After Kyle left I began questioning if I should have stepped in more or just let them work things out more. It really wasn't anything big at all, but it wasn't perfect. I called my wonderful sister in law to discuss how we as mom's are supposed to handle this new freedom of our children's and she gave me great advice about letting the kids work it out during the moment and then saving my teaching time for before bed. We laughed at how we are so much harder on our first borns and how we hoped that one day they wouldn't hold that against us. That prompted her to share a piece of literature with me that I thought was really interesting and worth sharing with you.

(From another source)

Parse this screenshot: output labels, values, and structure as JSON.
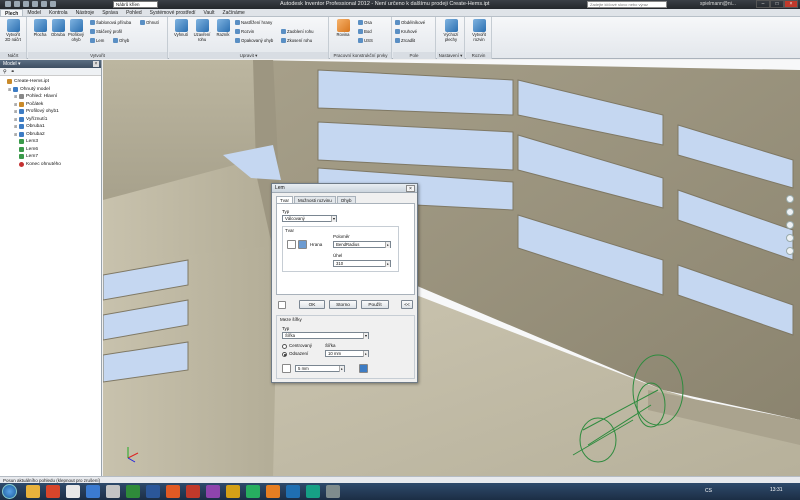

5 Best and Worst Things to Say to Your Kids:
1. "Act Your Age"- Because you are issuing a blanket criticism instead of acknowledging why they may have been acting that way.
2. "I Was Only Teasing"- You should never disguise insults with humor or teach your child to. If you don't mean it, don't say it.
3. "Why can't you be more like your sister (or brother)"- Feeds sibling rivalry and makes them feel like 2nd class.
4. "Don't run or you will fall"- You don't want to communicate that you expect him to fail. Give more specifics like "your shoe laces are untied". I think this can be viewed in a much bigger picture too.
5. "What did I just tell you?"- Communicates that they are too stupid to remember and then if they do answer, it is viewed as sarcasm. Choose your words better and communicate why you are frustrated.
If you felt convicted by these, trust me, you are not alone!
1. "Please make a decision"- communicates that they are responsible for their own actions
2. "I love you but I don't like that behavior"- separate the deed from the doer
3. "I want you to help me solve my problem"- he sees that his input is invited and is less likely to see you as his adversary. This was advised too for when you want your child to quit something that is annoying you.
4. "What did you really want to tell her"- A redirection for inappropriate reactions to conflict. Helps them develop an emotional language.
5. "Different people have different needs"- helps you deal with the complaints of lack of fairness.
TODAY'S SIDE NOTE:
Ruthie and I got away today to my aunt and uncle's house on the lake and of course we worked in a little photo shoot. Tomorrow we are going to feed the ducks and then go into town for some shopping.